----- Records provided

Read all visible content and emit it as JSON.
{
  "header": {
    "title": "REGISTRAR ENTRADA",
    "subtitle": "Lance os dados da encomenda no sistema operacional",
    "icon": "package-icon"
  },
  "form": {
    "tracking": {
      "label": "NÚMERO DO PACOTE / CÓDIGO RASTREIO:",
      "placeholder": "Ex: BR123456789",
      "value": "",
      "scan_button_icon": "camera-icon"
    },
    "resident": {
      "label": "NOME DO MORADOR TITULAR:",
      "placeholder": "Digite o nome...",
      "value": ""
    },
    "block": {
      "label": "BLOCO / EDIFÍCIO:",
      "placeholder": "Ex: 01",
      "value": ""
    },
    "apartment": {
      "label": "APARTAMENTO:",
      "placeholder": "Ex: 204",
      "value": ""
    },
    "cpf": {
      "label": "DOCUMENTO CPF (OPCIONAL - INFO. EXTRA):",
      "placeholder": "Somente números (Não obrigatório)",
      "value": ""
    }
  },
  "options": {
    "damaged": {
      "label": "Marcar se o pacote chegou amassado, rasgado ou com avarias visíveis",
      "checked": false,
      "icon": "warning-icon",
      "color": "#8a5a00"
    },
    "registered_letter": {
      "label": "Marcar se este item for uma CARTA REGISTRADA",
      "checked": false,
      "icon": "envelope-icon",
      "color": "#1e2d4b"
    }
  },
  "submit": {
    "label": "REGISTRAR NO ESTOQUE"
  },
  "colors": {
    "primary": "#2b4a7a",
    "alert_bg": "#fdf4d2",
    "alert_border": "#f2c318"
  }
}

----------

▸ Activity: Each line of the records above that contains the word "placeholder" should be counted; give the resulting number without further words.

▸ Result of this task: 5